Teddy Thompson Sings About Love on 'Heartbreaker Please'

Teddy Thompson's Heartbreaker Please raises one's spirits by accepting the end as a new beginning. He's re-joining the world and out looking for love.

Love in the Time of Coronavirus

Little Protests Everywhere

Wherever you are, let's invite our neighbors not to look away from police violence against African Americans and others. Let's encourage them not to forget about George Floyd and so many before him.

Music

Carey Mercer's New Band Soft Plastics Score Big with Debut '5 Dreams'

Two years after Frog Eyes dissolved, Carey Mercer is back with a new band, Soft Plastics. 5 Dreams and Mercer's surreal sense of incongruity should be welcomed with open arms and open ears.

Music

Sondre Lerche Rewards 'Patience' with Clever and Sophisticated Indie Pop

Patience joins its predecessors, Please and Pleasure, to form a loose trilogy that stands as the finest work of Sondre Lerche's career.

Film

Ruben Fleischer's 'Venom' Has No Bite

Ruben Fleischer's toothless antihero film, Venom is like a blockbuster from 15 years earlier: one-dimensional, loose plot, inconsistent tone, and packaged in the least-offensive, most mass appeal way possible. Sigh.

Books

Cordelia Strube's 'Misconduct of the Heart' Palpitates with Dysfunction

Cordelia Strube's 11th novel, Misconduct of the Heart, depicts trauma survivors in a form that's compelling but difficult to digest.

Music

Reaching For the Vibe: Sonic Boom Fears for the Planet on 'All Things Being Equal'

Sonic Boom is Peter Kember, a veteran of 1980s indie space rockers Spacemen 3, as well as Spectrum, E.A.R., and a whole bunch of other fascinating stuff. On his first solo album in 30 years, he urges us all to take our foot off the gas pedal.

Film

Old British Films, Boring? Pshaw!

The passage of time tends to make old films more interesting, such as these seven films of the late '40s and '50s from British directors John Boulting, Carol Reed, David Lean, Anthony Kimmins, Charles Frend, Guy Hamilton, and Leslie Norman.

Reviews
Collapse Expand Reviews

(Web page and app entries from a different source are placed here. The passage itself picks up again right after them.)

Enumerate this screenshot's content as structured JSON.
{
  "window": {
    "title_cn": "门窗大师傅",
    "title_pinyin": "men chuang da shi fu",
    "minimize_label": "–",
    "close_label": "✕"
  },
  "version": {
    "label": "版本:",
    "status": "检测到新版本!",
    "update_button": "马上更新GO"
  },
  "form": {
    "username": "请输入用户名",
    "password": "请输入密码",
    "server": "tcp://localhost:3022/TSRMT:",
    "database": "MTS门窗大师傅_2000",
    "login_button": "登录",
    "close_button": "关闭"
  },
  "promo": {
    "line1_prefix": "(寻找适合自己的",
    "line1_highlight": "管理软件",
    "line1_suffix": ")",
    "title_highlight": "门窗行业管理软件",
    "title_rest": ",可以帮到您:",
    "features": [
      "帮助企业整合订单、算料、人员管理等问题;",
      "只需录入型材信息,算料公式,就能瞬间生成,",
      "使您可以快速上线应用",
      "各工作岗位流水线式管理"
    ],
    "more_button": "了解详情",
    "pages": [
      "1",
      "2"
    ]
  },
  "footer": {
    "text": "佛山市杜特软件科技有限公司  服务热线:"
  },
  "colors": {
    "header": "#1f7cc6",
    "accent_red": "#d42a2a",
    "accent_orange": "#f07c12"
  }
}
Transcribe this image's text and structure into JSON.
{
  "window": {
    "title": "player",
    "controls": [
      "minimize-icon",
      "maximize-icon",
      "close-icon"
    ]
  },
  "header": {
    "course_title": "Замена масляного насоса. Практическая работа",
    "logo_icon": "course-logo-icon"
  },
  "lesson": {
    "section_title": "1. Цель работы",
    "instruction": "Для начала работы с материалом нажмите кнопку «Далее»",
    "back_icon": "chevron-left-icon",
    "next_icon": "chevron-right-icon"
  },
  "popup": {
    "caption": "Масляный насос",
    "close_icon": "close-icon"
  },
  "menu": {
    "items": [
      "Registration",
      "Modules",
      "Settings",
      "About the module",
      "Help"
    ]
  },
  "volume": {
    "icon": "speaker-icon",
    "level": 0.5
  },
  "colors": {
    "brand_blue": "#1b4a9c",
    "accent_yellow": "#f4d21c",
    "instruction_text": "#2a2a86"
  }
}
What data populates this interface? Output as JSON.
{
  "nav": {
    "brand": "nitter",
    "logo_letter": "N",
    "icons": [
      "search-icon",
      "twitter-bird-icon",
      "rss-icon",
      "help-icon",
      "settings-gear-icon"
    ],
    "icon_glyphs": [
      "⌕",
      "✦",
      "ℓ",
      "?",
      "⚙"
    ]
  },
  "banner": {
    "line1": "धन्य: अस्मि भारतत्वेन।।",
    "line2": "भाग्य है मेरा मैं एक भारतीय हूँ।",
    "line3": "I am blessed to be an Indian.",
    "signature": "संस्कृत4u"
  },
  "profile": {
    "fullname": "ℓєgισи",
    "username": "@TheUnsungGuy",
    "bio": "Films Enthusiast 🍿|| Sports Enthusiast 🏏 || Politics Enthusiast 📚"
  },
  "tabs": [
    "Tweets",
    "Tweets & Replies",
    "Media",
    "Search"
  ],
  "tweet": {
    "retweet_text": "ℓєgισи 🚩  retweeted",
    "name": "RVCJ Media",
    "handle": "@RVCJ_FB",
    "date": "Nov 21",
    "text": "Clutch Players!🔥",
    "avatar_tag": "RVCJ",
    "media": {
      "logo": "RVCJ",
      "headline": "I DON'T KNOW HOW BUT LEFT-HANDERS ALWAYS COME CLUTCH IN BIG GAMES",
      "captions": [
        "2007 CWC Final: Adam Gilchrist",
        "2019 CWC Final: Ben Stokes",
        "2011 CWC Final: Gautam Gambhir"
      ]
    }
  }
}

Features
Collapse Expand Features
PM Picks
Collapse Expand Pm Picks

© 1999-2020 PopMatters.com. All rights reserved.
PopMatters is wholly independent, women-owned and operated.